Both frostbite and COVID-19 bring risks and choices. I chose to go mountaineering, I chose to face the cold and it bit me. If you’re in a high-risk group and choose to go outside, you’re risking your health and indeed your life. We all have choices to make. I came home after only two weeks in Alaska and was treated in Nottingham. This allowed my family to join me, but I would have stayed the months in Alaska if the treatment would have been better. It would have hurt immensely, but short-term pain often means long term gain.
I wonder if next year we’ll remember these days with beauty, rather than bereavement
Will things ever be the same? They weren’t after Alaska, and not just because of my amputations. My confidence has never really recovered in 21 years and the last few weeks have pushed me to and past my limit. Routine helps, work helps (I’m a key worker), but my mind will not rest.
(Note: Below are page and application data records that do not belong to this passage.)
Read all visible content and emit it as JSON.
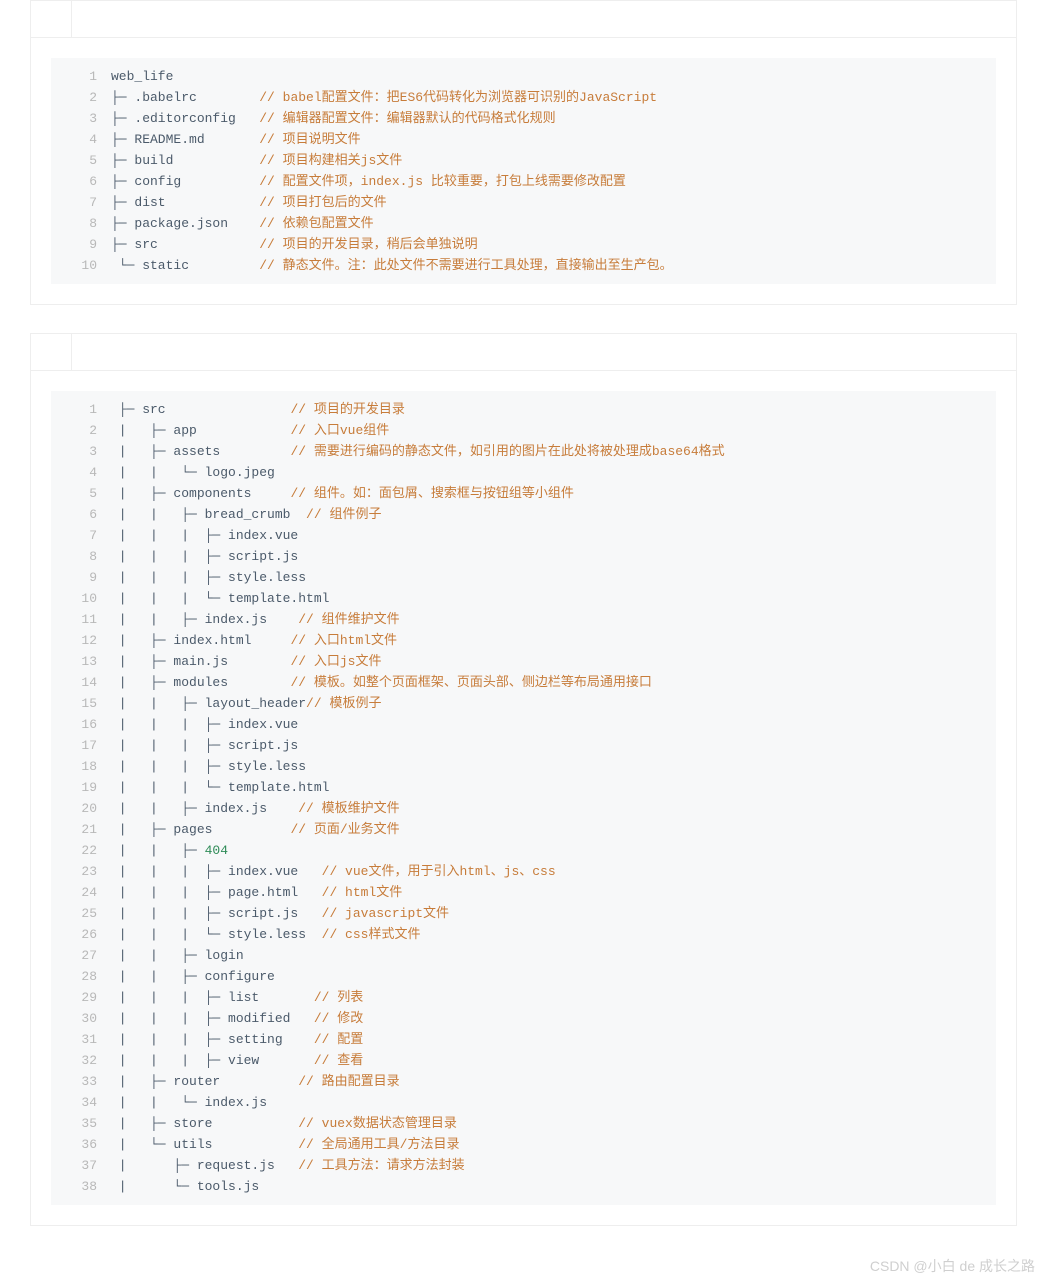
{
  "block1": {
    "lines": [
      {
        "n": "1",
        "tree": "web_life",
        "comment": ""
      },
      {
        "n": "2",
        "tree": "├─ .babelrc        ",
        "comment": "// babel配置文件：把ES6代码转化为浏览器可识别的JavaScript"
      },
      {
        "n": "3",
        "tree": "├─ .editorconfig   ",
        "comment": "// 编辑器配置文件：编辑器默认的代码格式化规则"
      },
      {
        "n": "4",
        "tree": "├─ README.md       ",
        "comment": "// 项目说明文件"
      },
      {
        "n": "5",
        "tree": "├─ build           ",
        "comment": "// 项目构建相关js文件"
      },
      {
        "n": "6",
        "tree": "├─ config          ",
        "comment": "// 配置文件项，index.js 比较重要，打包上线需要修改配置"
      },
      {
        "n": "7",
        "tree": "├─ dist            ",
        "comment": "// 项目打包后的文件"
      },
      {
        "n": "8",
        "tree": "├─ package.json    ",
        "comment": "// 依赖包配置文件"
      },
      {
        "n": "9",
        "tree": "├─ src             ",
        "comment": "// 项目的开发目录，稍后会单独说明"
      },
      {
        "n": "10",
        "tree": " └─ static         ",
        "comment": "// 静态文件。注：此处文件不需要进行工具处理，直接输出至生产包。"
      }
    ]
  },
  "block2": {
    "lines": [
      {
        "n": "1",
        "tree": " ├─ src                ",
        "comment": "// 项目的开发目录"
      },
      {
        "n": "2",
        "tree": " |   ├─ app            ",
        "comment": "// 入口vue组件"
      },
      {
        "n": "3",
        "tree": " |   ├─ assets         ",
        "comment": "// 需要进行编码的静态文件，如引用的图片在此处将被处理成base64格式"
      },
      {
        "n": "4",
        "tree": " |   |   └─ logo.jpeg",
        "comment": ""
      },
      {
        "n": "5",
        "tree": " |   ├─ components     ",
        "comment": "// 组件。如：面包屑、搜索框与按钮组等小组件"
      },
      {
        "n": "6",
        "tree": " |   |   ├─ bread_crumb  ",
        "comment": "// 组件例子"
      },
      {
        "n": "7",
        "tree": " |   |   |  ├─ index.vue",
        "comment": ""
      },
      {
        "n": "8",
        "tree": " |   |   |  ├─ script.js",
        "comment": ""
      },
      {
        "n": "9",
        "tree": " |   |   |  ├─ style.less",
        "comment": ""
      },
      {
        "n": "10",
        "tree": " |   |   |  └─ template.html",
        "comment": ""
      },
      {
        "n": "11",
        "tree": " |   |   ├─ index.js    ",
        "comment": "// 组件维护文件"
      },
      {
        "n": "12",
        "tree": " |   ├─ index.html     ",
        "comment": "// 入口html文件"
      },
      {
        "n": "13",
        "tree": " |   ├─ main.js        ",
        "comment": "// 入口js文件"
      },
      {
        "n": "14",
        "tree": " |   ├─ modules        ",
        "comment": "// 模板。如整个页面框架、页面头部、侧边栏等布局通用接口"
      },
      {
        "n": "15",
        "tree": " |   |   ├─ layout_header",
        "comment": "// 模板例子"
      },
      {
        "n": "16",
        "tree": " |   |   |  ├─ index.vue",
        "comment": ""
      },
      {
        "n": "17",
        "tree": " |   |   |  ├─ script.js",
        "comment": ""
      },
      {
        "n": "18",
        "tree": " |   |   |  ├─ style.less",
        "comment": ""
      },
      {
        "n": "19",
        "tree": " |   |   |  └─ template.html",
        "comment": ""
      },
      {
        "n": "20",
        "tree": " |   |   ├─ index.js    ",
        "comment": "// 模板维护文件"
      },
      {
        "n": "21",
        "tree": " |   ├─ pages          ",
        "comment": "// 页面/业务文件"
      },
      {
        "n": "22",
        "tree": " |   |   ├─ ",
        "g": "404",
        "comment": ""
      },
      {
        "n": "23",
        "tree": " |   |   |  ├─ index.vue   ",
        "comment": "// vue文件，用于引入html、js、css"
      },
      {
        "n": "24",
        "tree": " |   |   |  ├─ page.html   ",
        "comment": "// html文件"
      },
      {
        "n": "25",
        "tree": " |   |   |  ├─ script.js   ",
        "comment": "// javascript文件"
      },
      {
        "n": "26",
        "tree": " |   |   |  └─ style.less  ",
        "comment": "// css样式文件"
      },
      {
        "n": "27",
        "tree": " |   |   ├─ login",
        "comment": ""
      },
      {
        "n": "28",
        "tree": " |   |   ├─ configure",
        "comment": ""
      },
      {
        "n": "29",
        "tree": " |   |   |  ├─ list       ",
        "comment": "// 列表"
      },
      {
        "n": "30",
        "tree": " |   |   |  ├─ modified   ",
        "comment": "// 修改"
      },
      {
        "n": "31",
        "tree": " |   |   |  ├─ setting    ",
        "comment": "// 配置"
      },
      {
        "n": "32",
        "tree": " |   |   |  ├─ view       ",
        "comment": "// 查看"
      },
      {
        "n": "33",
        "tree": " |   ├─ router          ",
        "comment": "// 路由配置目录"
      },
      {
        "n": "34",
        "tree": " |   |   └─ index.js",
        "comment": ""
      },
      {
        "n": "35",
        "tree": " |   ├─ store           ",
        "comment": "// vuex数据状态管理目录"
      },
      {
        "n": "36",
        "tree": " |   └─ utils           ",
        "comment": "// 全局通用工具/方法目录"
      },
      {
        "n": "37",
        "tree": " |      ├─ request.js   ",
        "comment": "// 工具方法：请求方法封装"
      },
      {
        "n": "38",
        "tree": " |      └─ tools.js",
        "comment": ""
      }
    ]
  },
  "watermark": "CSDN @小白 de 成长之路"
}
Look outward not inward. You’re not alone, we’re all in this together. Accept love and help, don’t push them away. Be kind - Help others, expect nothing in return. I’ve shopped, fetched prescriptions, supported friends and worked, all in the spirit of humanity, neighbourly support, love and friendship. Speak in the ‘We’, not the ‘I’, have faith, search for peace and learn independence. During difficult times, it is far easier to act, than to think, but do think. Think about your life. Think about your family. Think about your soul.
I’m no expert on Mental Health. I’m just a man, like many other men. Apparently we don’t talk enough, open up enough or share enough.
Yet most of us are crying out to be asked…
I spoke to fellow GetOutside Champion, Alex Staniforth about my tips on staying resilient and mentally well during hard times.
Alex is co-founder of Mind Over Mountains, a charity delivering life-changing outdoor experiences to restore mental health and generate resilience to stay mentally well.